Additionally, mitochondrial dysfunction in the offspring is a known sequela from maternal immune activation during pregnancy. Mitochondrial issues are a recognized problem in a significant subset of people with ASD. Maternal antibodies produced during an immune challenge also have the potential to attack fetal brain proteins resulting in the neurobehavioral changes seen in ASD.[64-66]
You may have noticed that I have made no mention of specific vaccine ingredients that have garnered so much attention in recent years including aluminum, an adjuvant or immune stimulator found in the Tdap vaccine, or thimerosal, an ethyl-mercury containing compound found in some influenza vaccines. I did so to emphasize that maternal immune activation, even in the absence of known neurotoxins, can be problematic for the neurodevelopment of the fetus. If you would like more information on the dangers of thimerosal, I recommend Eric Gladen's new documentary 'Trace Amounts.' Of note, my home state of California passed a law in 2006 banning the administration of flu vaccines containing relatively high levels of thimerosal to pregnant women and young children with a special exemption, that has been granted in 2006, 2009, 2013 and now 2015, based on the following clause:
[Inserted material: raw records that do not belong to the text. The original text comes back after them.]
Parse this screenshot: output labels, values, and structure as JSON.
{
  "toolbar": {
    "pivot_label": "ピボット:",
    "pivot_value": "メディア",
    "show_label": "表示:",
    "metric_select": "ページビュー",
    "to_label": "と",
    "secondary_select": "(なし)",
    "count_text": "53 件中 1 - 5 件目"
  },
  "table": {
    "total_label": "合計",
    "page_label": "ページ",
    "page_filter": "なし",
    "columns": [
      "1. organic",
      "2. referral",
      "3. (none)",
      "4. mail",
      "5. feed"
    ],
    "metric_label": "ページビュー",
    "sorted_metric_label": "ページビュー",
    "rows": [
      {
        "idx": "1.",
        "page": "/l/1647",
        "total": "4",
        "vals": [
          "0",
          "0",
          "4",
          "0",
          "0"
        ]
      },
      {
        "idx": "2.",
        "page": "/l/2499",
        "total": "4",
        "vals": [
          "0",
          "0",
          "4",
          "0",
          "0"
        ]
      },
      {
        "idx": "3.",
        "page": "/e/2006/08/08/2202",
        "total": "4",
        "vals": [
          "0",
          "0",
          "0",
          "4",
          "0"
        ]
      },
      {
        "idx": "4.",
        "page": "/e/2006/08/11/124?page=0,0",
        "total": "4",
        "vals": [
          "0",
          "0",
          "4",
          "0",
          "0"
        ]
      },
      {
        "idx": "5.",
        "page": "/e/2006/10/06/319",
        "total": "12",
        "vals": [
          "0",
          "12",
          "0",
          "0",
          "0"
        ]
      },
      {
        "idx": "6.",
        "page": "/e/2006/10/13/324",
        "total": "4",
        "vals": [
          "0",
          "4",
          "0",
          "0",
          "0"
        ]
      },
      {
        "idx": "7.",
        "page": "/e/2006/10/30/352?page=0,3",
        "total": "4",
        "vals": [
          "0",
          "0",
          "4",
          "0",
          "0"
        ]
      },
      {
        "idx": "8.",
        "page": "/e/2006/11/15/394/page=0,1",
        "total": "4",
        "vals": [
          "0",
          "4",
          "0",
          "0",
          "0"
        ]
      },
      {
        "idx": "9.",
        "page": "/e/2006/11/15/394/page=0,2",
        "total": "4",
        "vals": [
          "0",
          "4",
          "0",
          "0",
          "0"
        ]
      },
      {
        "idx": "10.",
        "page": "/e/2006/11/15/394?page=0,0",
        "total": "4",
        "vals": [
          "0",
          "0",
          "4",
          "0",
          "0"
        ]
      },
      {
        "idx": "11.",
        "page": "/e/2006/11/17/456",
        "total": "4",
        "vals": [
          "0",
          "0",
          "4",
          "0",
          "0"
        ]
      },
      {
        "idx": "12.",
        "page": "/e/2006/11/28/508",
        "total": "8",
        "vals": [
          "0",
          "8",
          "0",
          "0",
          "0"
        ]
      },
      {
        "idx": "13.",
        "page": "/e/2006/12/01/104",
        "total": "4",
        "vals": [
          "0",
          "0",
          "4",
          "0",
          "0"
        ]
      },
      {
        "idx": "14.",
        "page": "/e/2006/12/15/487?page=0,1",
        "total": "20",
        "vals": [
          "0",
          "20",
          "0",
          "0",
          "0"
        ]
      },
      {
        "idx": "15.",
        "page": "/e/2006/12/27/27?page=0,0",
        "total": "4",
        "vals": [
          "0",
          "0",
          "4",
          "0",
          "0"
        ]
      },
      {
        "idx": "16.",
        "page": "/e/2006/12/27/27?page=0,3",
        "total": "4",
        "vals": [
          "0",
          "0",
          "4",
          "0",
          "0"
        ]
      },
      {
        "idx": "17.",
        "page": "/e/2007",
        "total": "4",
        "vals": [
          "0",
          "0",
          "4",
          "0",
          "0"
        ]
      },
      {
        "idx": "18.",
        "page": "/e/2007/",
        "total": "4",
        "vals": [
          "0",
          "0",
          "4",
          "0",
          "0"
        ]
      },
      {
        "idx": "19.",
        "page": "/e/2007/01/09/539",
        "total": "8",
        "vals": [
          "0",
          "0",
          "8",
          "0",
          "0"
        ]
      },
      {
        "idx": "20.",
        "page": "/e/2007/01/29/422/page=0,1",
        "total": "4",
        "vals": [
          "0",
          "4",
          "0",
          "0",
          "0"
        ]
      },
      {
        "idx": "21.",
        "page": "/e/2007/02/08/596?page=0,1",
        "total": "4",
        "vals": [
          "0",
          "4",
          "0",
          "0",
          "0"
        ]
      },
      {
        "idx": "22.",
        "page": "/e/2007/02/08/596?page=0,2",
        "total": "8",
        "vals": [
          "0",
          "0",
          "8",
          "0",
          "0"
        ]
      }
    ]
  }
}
if the secretary [of Health & Human Services] finds, and the Governor concurs, that...an epidemic or shortage of supply of a vaccine that would prevent children under three years of age and knowingly pregnant women receiving the needed vaccine, making necessary the administration of a vaccine containing more mercury than the maximum level set forth..."
The potential for a maternal immune challenge to create neuroimmunological & neurobehavioral changes in the offspring is dependent on a number of factors including the timing & intensity of the initial immune challenge, the timing & intensity of subsequent immune challenges, concurrent & subsequent exposures to neurotoxins and genetic & epigenetic susceptibilities. Unfortunately, the implementation of universal vaccination during pregnancy fails to consider these factors. In his 2006 article entitled 'Pregnancy, Immunity, Schizophrenia, and Autism,' Dr. Paul Patterson, PhD concludes with this prescient statement:
"And what does vaccination do? It activates the immune system. That's the point of vaccination. In practice, not all pregnant women receive [vaccines], and I think that universal vaccination of pregnant women could get us into a whole new set of problems."